Web page and app entries

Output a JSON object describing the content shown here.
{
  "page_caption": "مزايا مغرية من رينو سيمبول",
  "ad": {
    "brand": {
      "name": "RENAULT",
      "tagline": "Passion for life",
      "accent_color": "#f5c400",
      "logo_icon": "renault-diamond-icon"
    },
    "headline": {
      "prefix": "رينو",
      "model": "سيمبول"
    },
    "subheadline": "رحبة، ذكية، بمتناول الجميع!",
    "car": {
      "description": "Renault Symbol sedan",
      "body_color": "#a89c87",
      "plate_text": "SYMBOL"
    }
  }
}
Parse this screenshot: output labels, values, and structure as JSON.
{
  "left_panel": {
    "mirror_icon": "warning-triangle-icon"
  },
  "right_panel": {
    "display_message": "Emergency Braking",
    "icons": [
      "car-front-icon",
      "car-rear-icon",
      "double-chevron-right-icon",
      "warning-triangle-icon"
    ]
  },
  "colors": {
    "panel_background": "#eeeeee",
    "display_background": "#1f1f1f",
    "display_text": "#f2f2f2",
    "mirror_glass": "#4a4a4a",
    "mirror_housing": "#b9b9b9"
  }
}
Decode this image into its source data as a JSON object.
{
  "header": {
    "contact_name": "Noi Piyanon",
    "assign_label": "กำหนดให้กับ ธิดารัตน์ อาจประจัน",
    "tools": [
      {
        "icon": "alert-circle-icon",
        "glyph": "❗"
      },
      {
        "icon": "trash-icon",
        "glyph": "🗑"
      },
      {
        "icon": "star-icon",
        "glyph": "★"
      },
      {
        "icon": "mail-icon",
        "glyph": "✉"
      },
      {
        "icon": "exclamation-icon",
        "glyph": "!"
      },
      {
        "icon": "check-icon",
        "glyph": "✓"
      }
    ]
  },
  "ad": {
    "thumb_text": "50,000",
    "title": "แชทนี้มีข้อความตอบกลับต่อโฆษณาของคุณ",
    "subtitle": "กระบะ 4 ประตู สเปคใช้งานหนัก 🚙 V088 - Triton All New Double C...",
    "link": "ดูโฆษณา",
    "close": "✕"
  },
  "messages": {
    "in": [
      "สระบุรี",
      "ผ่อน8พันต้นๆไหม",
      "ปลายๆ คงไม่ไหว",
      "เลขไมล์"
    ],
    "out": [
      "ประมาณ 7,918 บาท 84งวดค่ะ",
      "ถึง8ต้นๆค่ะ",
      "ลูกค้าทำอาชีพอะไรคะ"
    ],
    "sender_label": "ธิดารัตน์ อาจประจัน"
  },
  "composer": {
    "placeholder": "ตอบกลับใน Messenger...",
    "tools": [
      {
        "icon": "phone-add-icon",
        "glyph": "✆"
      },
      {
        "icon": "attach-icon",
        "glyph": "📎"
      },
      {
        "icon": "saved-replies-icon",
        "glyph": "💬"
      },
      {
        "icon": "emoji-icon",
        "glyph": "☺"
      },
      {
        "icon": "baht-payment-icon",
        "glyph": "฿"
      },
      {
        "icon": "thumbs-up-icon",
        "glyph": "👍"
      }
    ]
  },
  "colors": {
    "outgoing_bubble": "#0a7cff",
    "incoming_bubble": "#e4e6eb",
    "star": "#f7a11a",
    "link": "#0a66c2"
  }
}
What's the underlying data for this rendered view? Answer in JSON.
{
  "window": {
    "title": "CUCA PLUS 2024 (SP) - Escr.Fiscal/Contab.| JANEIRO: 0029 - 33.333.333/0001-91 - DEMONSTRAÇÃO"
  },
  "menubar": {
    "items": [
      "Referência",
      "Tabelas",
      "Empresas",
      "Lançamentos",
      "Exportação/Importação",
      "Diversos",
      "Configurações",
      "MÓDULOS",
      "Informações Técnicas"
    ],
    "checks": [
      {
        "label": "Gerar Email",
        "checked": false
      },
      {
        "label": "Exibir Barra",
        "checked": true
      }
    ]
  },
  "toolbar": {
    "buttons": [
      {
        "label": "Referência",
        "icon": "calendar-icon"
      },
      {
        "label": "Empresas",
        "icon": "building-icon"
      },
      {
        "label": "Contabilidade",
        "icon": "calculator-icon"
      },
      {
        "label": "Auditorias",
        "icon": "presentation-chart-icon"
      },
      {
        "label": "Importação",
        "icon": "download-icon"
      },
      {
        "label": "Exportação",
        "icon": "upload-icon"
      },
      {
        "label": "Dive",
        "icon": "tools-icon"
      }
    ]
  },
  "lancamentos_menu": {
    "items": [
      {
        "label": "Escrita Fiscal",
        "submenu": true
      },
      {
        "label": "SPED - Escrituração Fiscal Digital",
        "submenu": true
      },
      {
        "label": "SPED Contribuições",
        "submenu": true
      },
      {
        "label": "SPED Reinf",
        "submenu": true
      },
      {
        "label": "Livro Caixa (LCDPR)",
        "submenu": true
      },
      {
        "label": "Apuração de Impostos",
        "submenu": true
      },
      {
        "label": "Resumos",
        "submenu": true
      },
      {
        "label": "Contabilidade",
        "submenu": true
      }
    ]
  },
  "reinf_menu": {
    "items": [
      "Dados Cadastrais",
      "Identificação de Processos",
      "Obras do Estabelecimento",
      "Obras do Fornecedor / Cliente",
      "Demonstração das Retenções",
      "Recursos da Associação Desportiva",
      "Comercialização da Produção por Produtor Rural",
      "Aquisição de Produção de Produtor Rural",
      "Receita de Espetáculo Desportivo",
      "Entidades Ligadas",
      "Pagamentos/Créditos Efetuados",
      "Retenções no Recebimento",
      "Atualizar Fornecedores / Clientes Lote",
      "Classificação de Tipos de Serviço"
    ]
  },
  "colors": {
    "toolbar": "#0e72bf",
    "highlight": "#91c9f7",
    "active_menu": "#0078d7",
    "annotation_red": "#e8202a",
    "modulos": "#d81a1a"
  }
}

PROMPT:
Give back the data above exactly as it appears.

EXERCISE RESULT:
Output a JSON object describing the content shown here.
{
  "page_caption": "مزايا مغرية من رينو سيمبول",
  "ad": {
    "brand": {
      "name": "RENAULT",
      "tagline": "Passion for life",
      "accent_color": "#f5c400",
      "logo_icon": "renault-diamond-icon"
    },
    "headline": {
      "prefix": "رينو",
      "model": "سيمبول"
    },
    "subheadline": "رحبة، ذكية، بمتناول الجميع!",
    "car": {
      "description": "Renault Symbol sedan",
      "body_color": "#a89c87",
      "plate_text": "SYMBOL"
    }
  }
}
Parse this screenshot: output labels, values, and structure as JSON.
{
  "left_panel": {
    "mirror_icon": "warning-triangle-icon"
  },
  "right_panel": {
    "display_message": "Emergency Braking",
    "icons": [
      "car-front-icon",
      "car-rear-icon",
      "double-chevron-right-icon",
      "warning-triangle-icon"
    ]
  },
  "colors": {
    "panel_background": "#eeeeee",
    "display_background": "#1f1f1f",
    "display_text": "#f2f2f2",
    "mirror_glass": "#4a4a4a",
    "mirror_housing": "#b9b9b9"
  }
}
Decode this image into its source data as a JSON object.
{
  "header": {
    "contact_name": "Noi Piyanon",
    "assign_label": "กำหนดให้กับ ธิดารัตน์ อาจประจัน",
    "tools": [
      {
        "icon": "alert-circle-icon",
        "glyph": "❗"
      },
      {
        "icon": "trash-icon",
        "glyph": "🗑"
      },
      {
        "icon": "star-icon",
        "glyph": "★"
      },
      {
        "icon": "mail-icon",
        "glyph": "✉"
      },
      {
        "icon": "exclamation-icon",
        "glyph": "!"
      },
      {
        "icon": "check-icon",
        "glyph": "✓"
      }
    ]
  },
  "ad": {
    "thumb_text": "50,000",
    "title": "แชทนี้มีข้อความตอบกลับต่อโฆษณาของคุณ",
    "subtitle": "กระบะ 4 ประตู สเปคใช้งานหนัก 🚙 V088 - Triton All New Double C...",
    "link": "ดูโฆษณา",
    "close": "✕"
  },
  "messages": {
    "in": [
      "สระบุรี",
      "ผ่อน8พันต้นๆไหม",
      "ปลายๆ คงไม่ไหว",
      "เลขไมล์"
    ],
    "out": [
      "ประมาณ 7,918 บาท 84งวดค่ะ",
      "ถึง8ต้นๆค่ะ",
      "ลูกค้าทำอาชีพอะไรคะ"
    ],
    "sender_label": "ธิดารัตน์ อาจประจัน"
  },
  "composer": {
    "placeholder": "ตอบกลับใน Messenger...",
    "tools": [
      {
        "icon": "phone-add-icon",
        "glyph": "✆"
      },
      {
        "icon": "attach-icon",
        "glyph": "📎"
      },
      {
        "icon": "saved-replies-icon",
        "glyph": "💬"
      },
      {
        "icon": "emoji-icon",
        "glyph": "☺"
      },
      {
        "icon": "baht-payment-icon",
        "glyph": "฿"
      },
      {
        "icon": "thumbs-up-icon",
        "glyph": "👍"
      }
    ]
  },
  "colors": {
    "outgoing_bubble": "#0a7cff",
    "incoming_bubble": "#e4e6eb",
    "star": "#f7a11a",
    "link": "#0a66c2"
  }
}
What's the underlying data for this rendered view? Answer in JSON.
{
  "window": {
    "title": "CUCA PLUS 2024 (SP) - Escr.Fiscal/Contab.| JANEIRO: 0029 - 33.333.333/0001-91 - DEMONSTRAÇÃO"
  },
  "menubar": {
    "items": [
      "Referência",
      "Tabelas",
      "Empresas",
      "Lançamentos",
      "Exportação/Importação",
      "Diversos",
      "Configurações",
      "MÓDULOS",
      "Informações Técnicas"
    ],
    "checks": [
      {
        "label": "Gerar Email",
        "checked": false
      },
      {
        "label": "Exibir Barra",
        "checked": true
      }
    ]
  },
  "toolbar": {
    "buttons": [
      {
        "label": "Referência",
        "icon": "calendar-icon"
      },
      {
        "label": "Empresas",
        "icon": "building-icon"
      },
      {
        "label": "Contabilidade",
        "icon": "calculator-icon"
      },
      {
        "label": "Auditorias",
        "icon": "presentation-chart-icon"
      },
      {
        "label": "Importação",
        "icon": "download-icon"
      },
      {
        "label": "Exportação",
        "icon": "upload-icon"
      },
      {
        "label": "Dive",
        "icon": "tools-icon"
      }
    ]
  },
  "lancamentos_menu": {
    "items": [
      {
        "label": "Escrita Fiscal",
        "submenu": true
      },
      {
        "label": "SPED - Escrituração Fiscal Digital",
        "submenu": true
      },
      {
        "label": "SPED Contribuições",
        "submenu": true
      },
      {
        "label": "SPED Reinf",
        "submenu": true
      },
      {
        "label": "Livro Caixa (LCDPR)",
        "submenu": true
      },
      {
        "label": "Apuração de Impostos",
        "submenu": true
      },
      {
        "label": "Resumos",
        "submenu": true
      },
      {
        "label": "Contabilidade",
        "submenu": true
      }
    ]
  },
  "reinf_menu": {
    "items": [
      "Dados Cadastrais",
      "Identificação de Processos",
      "Obras do Estabelecimento",
      "Obras do Fornecedor / Cliente",
      "Demonstração das Retenções",
      "Recursos da Associação Desportiva",
      "Comercialização da Produção por Produtor Rural",
      "Aquisição de Produção de Produtor Rural",
      "Receita de Espetáculo Desportivo",
      "Entidades Ligadas",
      "Pagamentos/Créditos Efetuados",
      "Retenções no Recebimento",
      "Atualizar Fornecedores / Clientes Lote",
      "Classificação de Tipos de Serviço"
    ]
  },
  "colors": {
    "toolbar": "#0e72bf",
    "highlight": "#91c9f7",
    "active_menu": "#0078d7",
    "annotation_red": "#e8202a",
    "modulos": "#d81a1a"
  }
}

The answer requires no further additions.